- ABOUT THIS EXERCISE: The listing below should be reproduced precisely, except for its images.

- DATASET EXTRACT:
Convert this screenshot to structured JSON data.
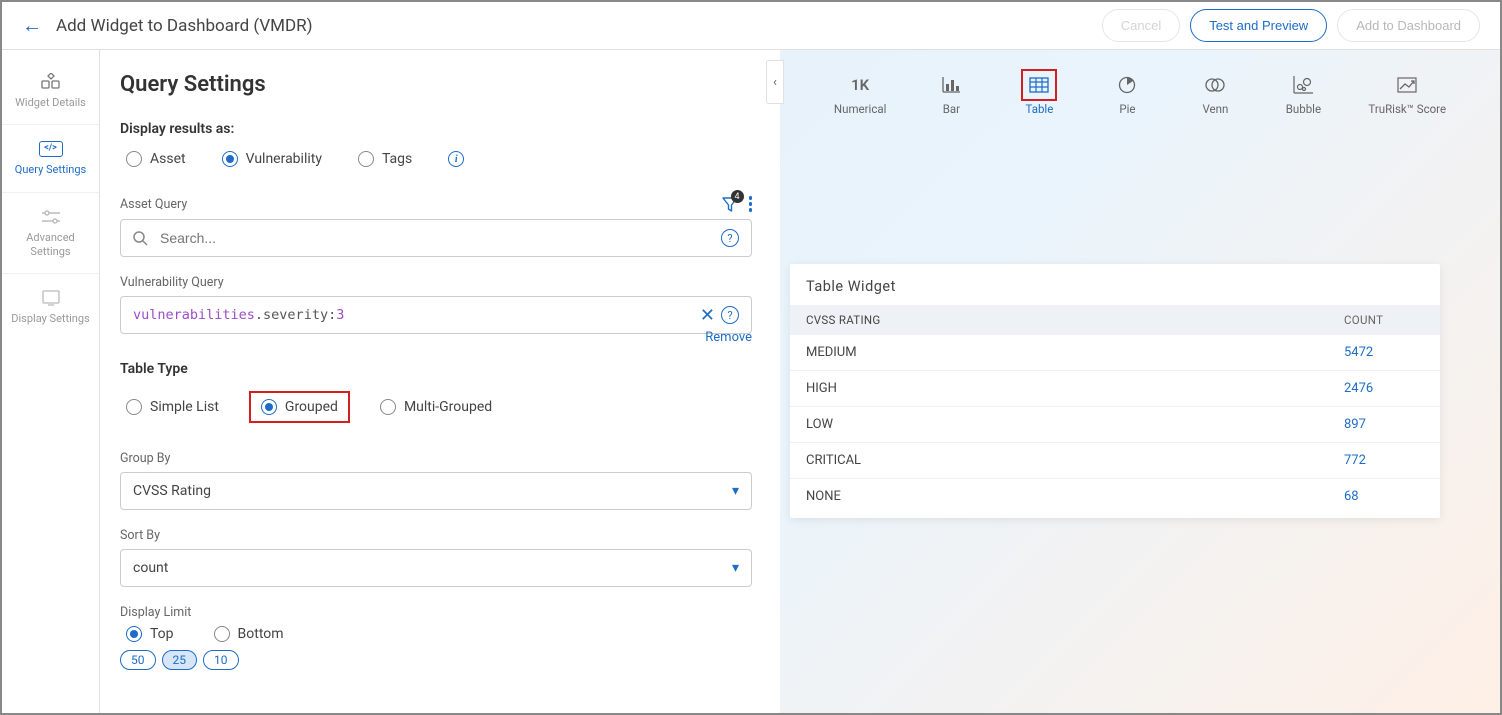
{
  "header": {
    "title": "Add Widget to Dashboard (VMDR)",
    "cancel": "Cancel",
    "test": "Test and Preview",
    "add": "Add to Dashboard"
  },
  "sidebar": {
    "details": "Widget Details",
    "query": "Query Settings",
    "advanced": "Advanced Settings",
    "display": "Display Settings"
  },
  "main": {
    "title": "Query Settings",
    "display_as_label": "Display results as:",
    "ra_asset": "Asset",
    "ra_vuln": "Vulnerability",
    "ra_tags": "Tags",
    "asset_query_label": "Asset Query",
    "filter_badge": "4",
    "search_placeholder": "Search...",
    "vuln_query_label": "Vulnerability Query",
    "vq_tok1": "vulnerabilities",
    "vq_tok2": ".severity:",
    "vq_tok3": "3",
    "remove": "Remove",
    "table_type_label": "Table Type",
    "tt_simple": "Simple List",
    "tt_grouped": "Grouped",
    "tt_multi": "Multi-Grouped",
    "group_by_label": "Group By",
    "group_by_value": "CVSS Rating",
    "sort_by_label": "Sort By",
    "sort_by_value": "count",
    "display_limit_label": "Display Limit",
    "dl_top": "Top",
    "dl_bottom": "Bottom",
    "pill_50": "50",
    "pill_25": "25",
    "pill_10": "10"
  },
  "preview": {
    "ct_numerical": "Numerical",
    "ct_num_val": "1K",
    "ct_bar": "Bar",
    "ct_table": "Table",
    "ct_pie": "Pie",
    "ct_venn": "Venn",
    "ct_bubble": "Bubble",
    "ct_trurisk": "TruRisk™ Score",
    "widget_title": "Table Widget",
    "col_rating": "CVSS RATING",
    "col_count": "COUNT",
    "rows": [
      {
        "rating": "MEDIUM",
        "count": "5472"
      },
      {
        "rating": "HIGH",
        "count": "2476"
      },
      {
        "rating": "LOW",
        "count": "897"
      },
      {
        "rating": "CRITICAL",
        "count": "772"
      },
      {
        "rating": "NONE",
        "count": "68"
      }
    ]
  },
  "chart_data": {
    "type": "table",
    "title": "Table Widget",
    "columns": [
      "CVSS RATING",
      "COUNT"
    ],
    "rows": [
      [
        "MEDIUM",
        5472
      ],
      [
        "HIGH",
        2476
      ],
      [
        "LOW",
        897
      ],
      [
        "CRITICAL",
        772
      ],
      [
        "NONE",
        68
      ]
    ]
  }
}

- THE COMPLETED TASK:
Convert this screenshot to structured JSON data.
{
  "header": {
    "title": "Add Widget to Dashboard (VMDR)",
    "cancel": "Cancel",
    "test": "Test and Preview",
    "add": "Add to Dashboard"
  },
  "sidebar": {
    "details": "Widget Details",
    "query": "Query Settings",
    "advanced": "Advanced Settings",
    "display": "Display Settings"
  },
  "main": {
    "title": "Query Settings",
    "display_as_label": "Display results as:",
    "ra_asset": "Asset",
    "ra_vuln": "Vulnerability",
    "ra_tags": "Tags",
    "asset_query_label": "Asset Query",
    "filter_badge": "4",
    "search_placeholder": "Search...",
    "vuln_query_label": "Vulnerability Query",
    "vq_tok1": "vulnerabilities",
    "vq_tok2": ".severity:",
    "vq_tok3": "3",
    "remove": "Remove",
    "table_type_label": "Table Type",
    "tt_simple": "Simple List",
    "tt_grouped": "Grouped",
    "tt_multi": "Multi-Grouped",
    "group_by_label": "Group By",
    "group_by_value": "CVSS Rating",
    "sort_by_label": "Sort By",
    "sort_by_value": "count",
    "display_limit_label": "Display Limit",
    "dl_top": "Top",
    "dl_bottom": "Bottom",
    "pill_50": "50",
    "pill_25": "25",
    "pill_10": "10"
  },
  "preview": {
    "ct_numerical": "Numerical",
    "ct_num_val": "1K",
    "ct_bar": "Bar",
    "ct_table": "Table",
    "ct_pie": "Pie",
    "ct_venn": "Venn",
    "ct_bubble": "Bubble",
    "ct_trurisk": "TruRisk™ Score",
    "widget_title": "Table Widget",
    "col_rating": "CVSS RATING",
    "col_count": "COUNT",
    "rows": [
      {
        "rating": "MEDIUM",
        "count": "5472"
      },
      {
        "rating": "HIGH",
        "count": "2476"
      },
      {
        "rating": "LOW",
        "count": "897"
      },
      {
        "rating": "CRITICAL",
        "count": "772"
      },
      {
        "rating": "NONE",
        "count": "68"
      }
    ]
  },
  "chart_data": {
    "type": "table",
    "title": "Table Widget",
    "columns": [
      "CVSS RATING",
      "COUNT"
    ],
    "rows": [
      [
        "MEDIUM",
        5472
      ],
      [
        "HIGH",
        2476
      ],
      [
        "LOW",
        897
      ],
      [
        "CRITICAL",
        772
      ],
      [
        "NONE",
        68
      ]
    ]
  }
}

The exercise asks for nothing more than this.